Bradley and the research team set out for Lake 578, which was once close to one of the largest groupings of farms in the Eastern Settlement. It’s also adjacent to a former Norse farm.
For the next three years, the team collected sediment samples from the lake to construct a climate record representing the past 2,000 years.
“Nobody has actually studied this location before,” said lead study author Boyang Zhao, a postdoctoral research associate at Brown University in Rhode Island, in a statement. Zhao conducted the research for his doctorate in geosciences while at the University of Massachusetts Amherst.
The lake samples were analyzed for elements that could help the researchers reconstruct what the climate and environment were like when the Vikings lived at the settlement. One was a lipid, or an organic compound, called BrGDGT. Produced by bacteria, branched glycerol dialkyl glycerol tetraethers can be used to identify historic temperatures.

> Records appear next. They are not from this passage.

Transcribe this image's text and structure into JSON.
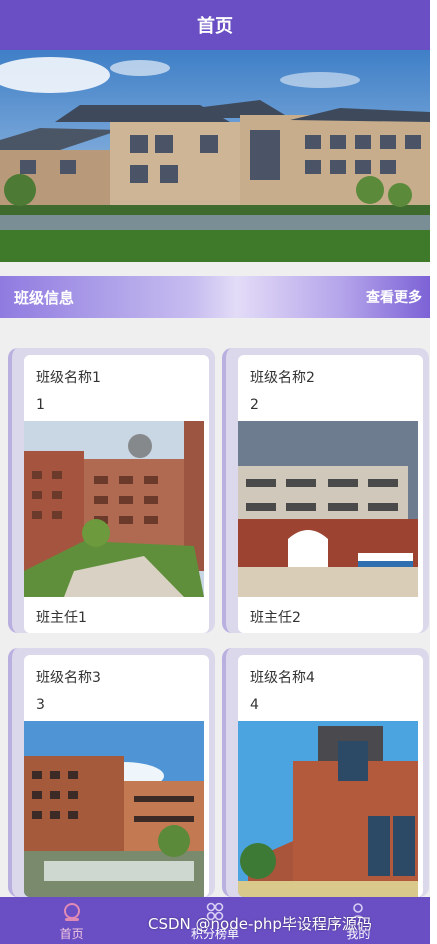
{
  "header": {
    "title": "首页"
  },
  "section": {
    "title": "班级信息",
    "more_label": "查看更多"
  },
  "cards": [
    {
      "name": "班级名称1",
      "number": "1",
      "teacher": "班主任1"
    },
    {
      "name": "班级名称2",
      "number": "2",
      "teacher": "班主任2"
    },
    {
      "name": "班级名称3",
      "number": "3",
      "teacher": ""
    },
    {
      "name": "班级名称4",
      "number": "4",
      "teacher": ""
    }
  ],
  "tabbar": {
    "items": [
      {
        "label": "首页",
        "icon": "home-icon",
        "active": true
      },
      {
        "label": "积分榜单",
        "icon": "ranking-icon",
        "active": false
      },
      {
        "label": "我的",
        "icon": "user-icon",
        "active": false
      }
    ]
  },
  "watermark": "CSDN @node-php毕设程序源码",
  "colors": {
    "primary": "#6a4fc4",
    "tab_active": "#f4c8e0"
  }
}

“If you have a complete enough record, you can directly link the changing structures of the lipids to changing temperature,” said study coauthor Isla Castañeda, professor of geosciences at the University of Massachusetts Amherst, in a statement.
The second element came from a waxy coating on plant leaves, which helped the researchers determine how much water was lost by grass and other plants through evaporation. This coating can be used to tell how dry it was when the plants were growing.
“What we discovered is that, while the temperature barely changed over the course of the Norse settlement of southern Greenland, it became steadily drier over time,” Zhao said.
The drier climate trend continued and peaked in the 1500s. Drought can reduce the growth of grass, which is a crucial food source for livestock to get through the winter.
Norse settlers had already experienced farming and raising livestock in other challenging environments, like Iceland and Norway, before they landed in Greenland.
During the winter, Norse farmers would keep their livestock in warm sheds along with stored fodder, like dried grass. By the spring, the cattle were usually too weak to move, so the Vikings would actually carry them back out to the pasture once the snow melted.
These were common practices during times without environmental or climate stressors, so an extended drought along with any other economic and social pressures could have turned the Eastern Settlement into a place the Vikings wished to abandon.
The researchers also found evidence that the diet of the Vikings changed over time, turning from livestock to marine food sources. This forced the Norse to “hunt sea mammals, which was a more dangerous and uncertain activity,” according to the study authors.
There was also an increase of sea ice, which likely made fishing and marine hunting even more difficult.
Drought still occurs during the summer in southern Greenland today. Now, farmers can just import hay, but that wasn’t an option for the Vikings.
The study authors hope their research not only shifts our understanding of the Vikings, but how climate and environment have and continue to impact our lives.